And to conclude today, as I was walking home from rehearsal I stumbled on a peaceful demonstration in solidarity with the people of Occupied East Jerusalem, which was good to witness. Today the Israeli government announced that men under 50 could not enter the Al Aqssa Mosque / Dome of the Rock compound for Friday prayers tomorrow, so it was good to see this street payer service (which blocked the entire Hebron Road) in front of a huge model of the Dome of the Rock taking place. The Israeli ban really worries me as it could really stir up big trouble – which of course is probably what the government wants.

Verbatim Theatre Project, Alrowwad Centre, Aida Refugee Camp, Bethlehem, Palestine. 20 July 2017

We did it! Put the whole play together for the first time, that is. It was a bit of a shemozzle, we started an hour late, and not all the student actors were there, but nonetheless we do have a play.

Its pretty much as I envisaged it two weeks ago, though there are changes. The hosts, and the story tellers will stand rather than sit, which gives the storytellers more flexibility to physically act out their stories, convey the through line or arc of the story, the intentions of the characters they are talking about, and to express the emotions buried deep in there.  The stories are horrific, after all.

The hosts too will have more of a presence if they are standing, though when the stories are being told they will sit.

The other big news today was that Murad, our film guy, was there for the duration of today’s rehearsal. He was a great help with the actors, but more than that, he confirmed my original hope, that it will be filmed twice: once with the audience, and once without, to allow for separate set ups and shots and so forth. I’m really stoked about this confirmation.

The other big news is that for the last couple of days I’ve had an Honours graduate from Charles Sturt University’s BA Acting for Screen and Stage (the course I developed and coordinated for umpteen years) with us – Bethany Simons, who has had a very successful career devising her own plays (Green Room awards and all) since graduation.
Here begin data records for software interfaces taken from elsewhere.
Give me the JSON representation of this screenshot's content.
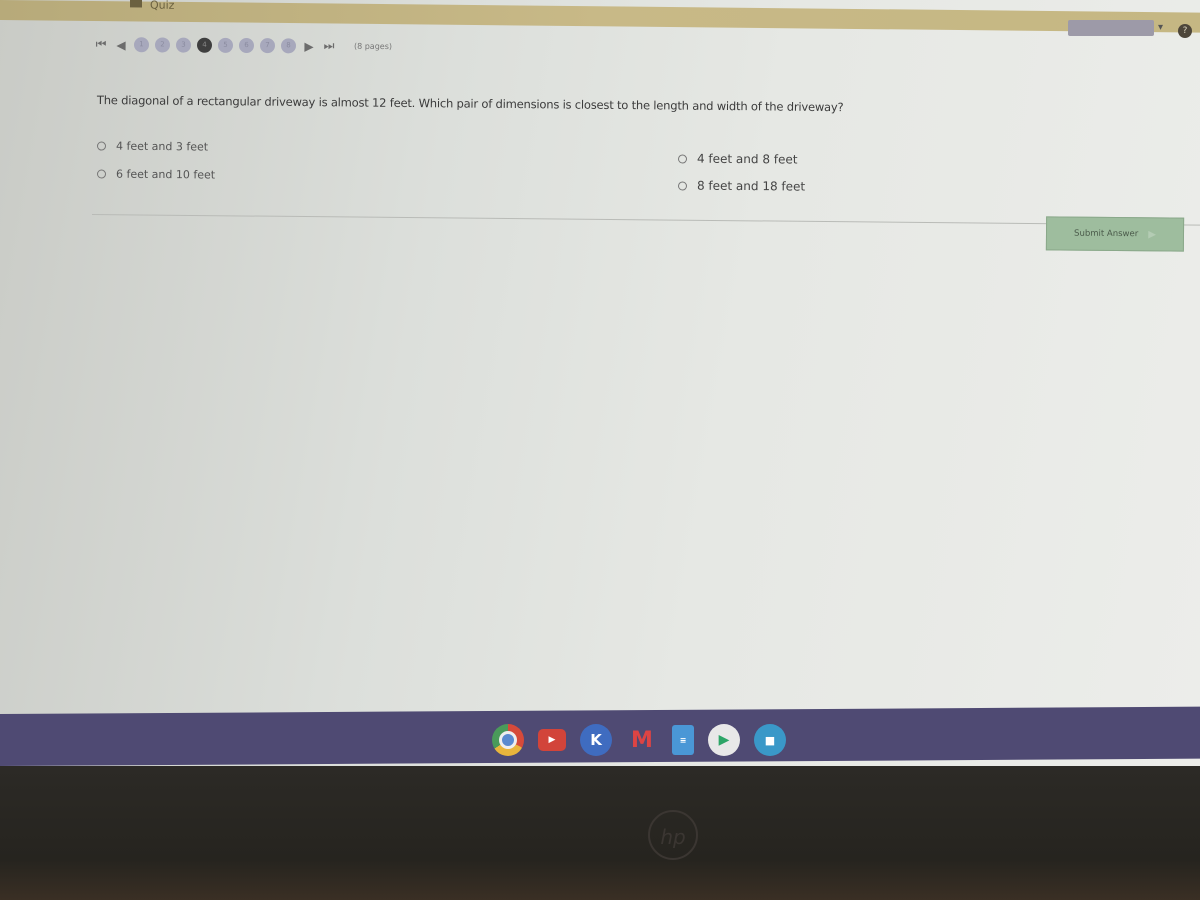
{
  "browser": {
    "tab_label": "Quiz",
    "help_icon": "help-icon"
  },
  "pager": {
    "first_icon": "⏮",
    "prev_icon": "◀",
    "pages": [
      "1",
      "2",
      "3",
      "4",
      "5",
      "6",
      "7",
      "8"
    ],
    "current_page": "4",
    "next_icon": "▶",
    "last_icon": "⏭",
    "count_text": "(8 pages)"
  },
  "question": {
    "text": "The diagonal of a rectangular driveway is almost 12 feet. Which pair of dimensions is closest to the length and width of the driveway?",
    "choices": [
      {
        "label": "4 feet and 3 feet",
        "selected": false
      },
      {
        "label": "6 feet and 10 feet",
        "selected": false
      },
      {
        "label": "4 feet and 8 feet",
        "selected": false
      },
      {
        "label": "8 feet and 18 feet",
        "selected": false
      }
    ]
  },
  "actions": {
    "submit_label": "Submit Answer",
    "submit_arrow": "▶"
  },
  "shelf": {
    "apps": [
      {
        "name": "Chrome",
        "icon": "chrome-icon"
      },
      {
        "name": "YouTube",
        "icon": "youtube-icon",
        "glyph": "▶"
      },
      {
        "name": "Kami",
        "icon": "kami-icon",
        "glyph": "K"
      },
      {
        "name": "Gmail",
        "icon": "gmail-icon",
        "glyph": "M"
      },
      {
        "name": "Docs",
        "icon": "docs-icon",
        "glyph": "≡"
      },
      {
        "name": "Play Store",
        "icon": "play-store-icon",
        "glyph": "▶"
      },
      {
        "name": "Meet",
        "icon": "meet-icon",
        "glyph": "■"
      }
    ]
  },
  "device": {
    "logo_text": "hp"
  },
  "colors": {
    "submit_bg": "#9ebd9e",
    "shelf_bg": "#4f4a73",
    "current_page_dot": "#3f3f3f"
  }
}
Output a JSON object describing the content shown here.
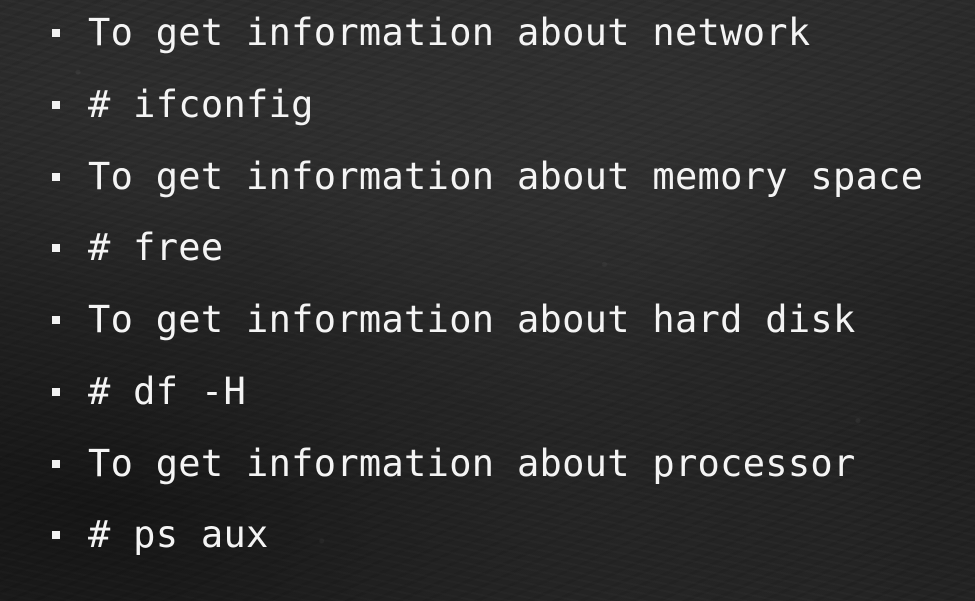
{
  "slide": {
    "bullets": [
      {
        "text": "To get information about network"
      },
      {
        "text": "# ifconfig"
      },
      {
        "text": "To get information about memory space"
      },
      {
        "text": "# free"
      },
      {
        "text": "To get information about hard disk"
      },
      {
        "text": "# df -H"
      },
      {
        "text": "To get information about processor"
      },
      {
        "text": "# ps aux"
      }
    ]
  },
  "colors": {
    "background": "#1f1f1f",
    "text": "#f4f4f4"
  }
}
Beth has also been a great help, and I’m very grateful for her input.